Chefs are going out of their way to make use of everything that comes into their kitchens—and bragging about it. And now vegetable trimmings are getting their star turn too. In my latest story in the Wall Street Journal, I chart how the hanger steak at Park Avenue Spring comes with “nose-to-tail beets”—the root, roasted and lightly pickled, served with sautéed greens and stems. At Miller Union in Atlanta, a ruby chard-stem chutney accompanies the cheese plate. Chef Andrew Wisehart, the vegetable wizard at Gardner in Austin, sautés broccoli florets and serves them with a salad of broccoli leaves and flowers and sprinkles it all with dehydrated, powdered broccoli stalks to further boost the broccoli flavor. Foxy Organic, a national produce company, just started selling broccoli leaves at grocery stores across the country.
But the point chefs want to make is this: Too much food that’s thrown away doesn’t belong in the trash. Squash skins are edible. So are kale ribs, beet greens, fennel tops, even carrot skins, which most of the time just need a good scrub. “Given the scale of hunger in this country, we need to convert what can be eaten into actual meals,” said Jonathan Bloom, author of “American Wasteland: How America Wastes Nearly Half of Its Food (And What We Can Do About It).”
What do you think?
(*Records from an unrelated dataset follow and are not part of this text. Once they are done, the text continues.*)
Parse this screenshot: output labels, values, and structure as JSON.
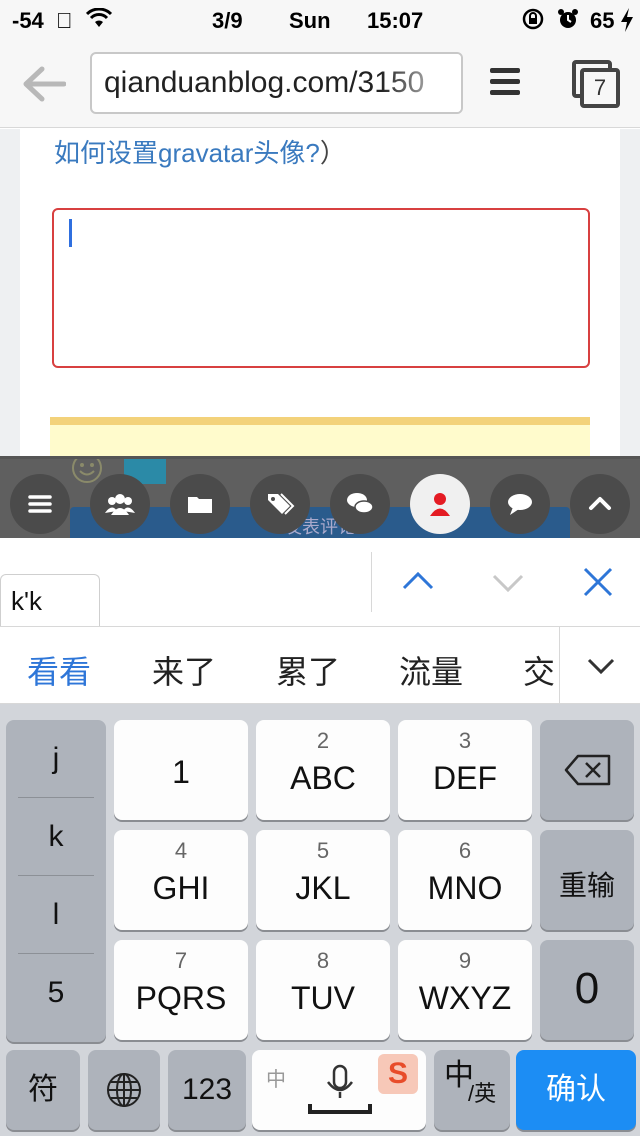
{
  "status_bar": {
    "signal": "-54",
    "page_indicator": "3/9",
    "day": "Sun",
    "time": "15:07",
    "battery": "65"
  },
  "browser": {
    "url": "qianduanblog.com/3150",
    "tab_count": "7"
  },
  "page": {
    "gravatar_link": "如何设置gravatar头像?",
    "link_paren": "）",
    "comment_value": "",
    "hidden_button_label": "发表评论"
  },
  "toolbar": {
    "buttons": [
      "menu",
      "users",
      "folder",
      "tags",
      "comments",
      "user",
      "chat",
      "up"
    ],
    "active": "user"
  },
  "ime": {
    "pinyin": "k'k",
    "candidates": [
      "看看",
      "来了",
      "累了",
      "流量",
      "交"
    ],
    "colors": {
      "accent": "#2e76d8",
      "confirm": "#1c8df4"
    }
  },
  "keyboard": {
    "left_column": [
      "j",
      "k",
      "l",
      "5"
    ],
    "keys": [
      {
        "num": "",
        "letters": "1"
      },
      {
        "num": "2",
        "letters": "ABC"
      },
      {
        "num": "3",
        "letters": "DEF"
      },
      {
        "num": "4",
        "letters": "GHI"
      },
      {
        "num": "5",
        "letters": "JKL"
      },
      {
        "num": "6",
        "letters": "MNO"
      },
      {
        "num": "7",
        "letters": "PQRS"
      },
      {
        "num": "8",
        "letters": "TUV"
      },
      {
        "num": "9",
        "letters": "WXYZ"
      }
    ],
    "reenter": "重输",
    "zero": "0",
    "symbols": "符",
    "numbers": "123",
    "space_label": "中",
    "lang_primary": "中",
    "lang_secondary": "/英",
    "confirm": "确认"
  }
}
Are you going out of your way to use this stuff? I personally am a big fan of broccoli leaves! Let me know.